If you have followed Windows 10 at all during the last few years, you know that the Windows Subsystem for Linux, or WSL for short, is the hot topic among developers. You can finally run your Linux tooling on Windows as a first class citizen, which means you no longer have to learn PowerShell or, god forbid, suffer through the ancient CMD.EXE console. Unfortunately, not everything is as rosy as it sounds. I now have to do development on Windows for Windows as part of my new role within Azure… and the fact that WSL continues to be separate from the native Windows environment shows. Even though I was quite hopeful, I cannot use WSL as my daily driver because I need to interact with “native” Windows tooling. I believe things needn’t be this way, but with the recent push for WSL 2, I think that the potential of an alternate world is now gone. But what do I mean with this? For that, we must first understand the differences between WSL 1 and WSL 2 and how the push for WSL 2 may shut some interesting paths. I was only vaguely aware of the fact WSL 2 switched to using a virtual machine instead of being an NT subsystem as WSL 1 was. There’s arguments to be made for and against either approach, but the NT subsystem approach just feels nice, more holistic to me – even if it is way more work to keep it in step with Linux.
Today, Microsoft is releasing the third preview of WinUI 3, and among the new features is native support for ARM64 PCs. If you’re not familiar with WinUI, you might remember it from Microsoft’s Build conference this year when the company announced Project Reunion. This is part of the firm’s plan to bring Win32 and UWP together, and do so without requiring a feature update to Windows 10. WinUI is the most important building block for an upcoming update to Windows 10 where things like Explorer and other Win32 applications will get a ‘modern’ makeover.
In the latest preview builds, Microsoft has removed all shortcuts that allowed you to access the retired pages of the Control Panel.
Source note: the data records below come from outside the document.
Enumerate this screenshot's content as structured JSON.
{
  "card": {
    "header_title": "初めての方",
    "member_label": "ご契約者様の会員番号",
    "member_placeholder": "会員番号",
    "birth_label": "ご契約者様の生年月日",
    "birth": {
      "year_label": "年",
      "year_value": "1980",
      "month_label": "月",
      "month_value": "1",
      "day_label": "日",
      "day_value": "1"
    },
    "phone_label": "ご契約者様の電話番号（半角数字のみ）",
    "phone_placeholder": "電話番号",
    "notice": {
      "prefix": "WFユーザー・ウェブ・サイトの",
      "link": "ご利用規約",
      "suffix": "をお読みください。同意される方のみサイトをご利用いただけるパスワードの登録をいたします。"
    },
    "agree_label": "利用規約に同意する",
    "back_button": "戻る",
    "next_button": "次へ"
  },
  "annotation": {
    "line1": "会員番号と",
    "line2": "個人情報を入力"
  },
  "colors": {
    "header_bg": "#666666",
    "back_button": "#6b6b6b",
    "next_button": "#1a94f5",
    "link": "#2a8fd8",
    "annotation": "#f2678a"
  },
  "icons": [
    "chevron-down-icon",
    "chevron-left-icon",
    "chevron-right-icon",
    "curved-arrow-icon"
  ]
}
In other words, you can no longer right-click within the File Explorer and select ‘Properties’ to open the retired ‘System’ page of the Control Panel. Likewise, Microsoft has even blocked CLSID-based IDs and third-party apps. Open Shell and Classic Shell, are also no longer able to launch the hidden System applet of the Control Panel. Now, when a user tries to open the retired Control Panel page, they are brought to the About page instead. This is a good thing. The weird, split-personality nature of Windows is odd, uneccesary, and needlessly complicated, and it’s high time Microsoft fully commits to something for once when it comes to Windows. Whether or not the ‘modern’ path is the one most OSNews readers want Microsoft to take is a different matter altogether.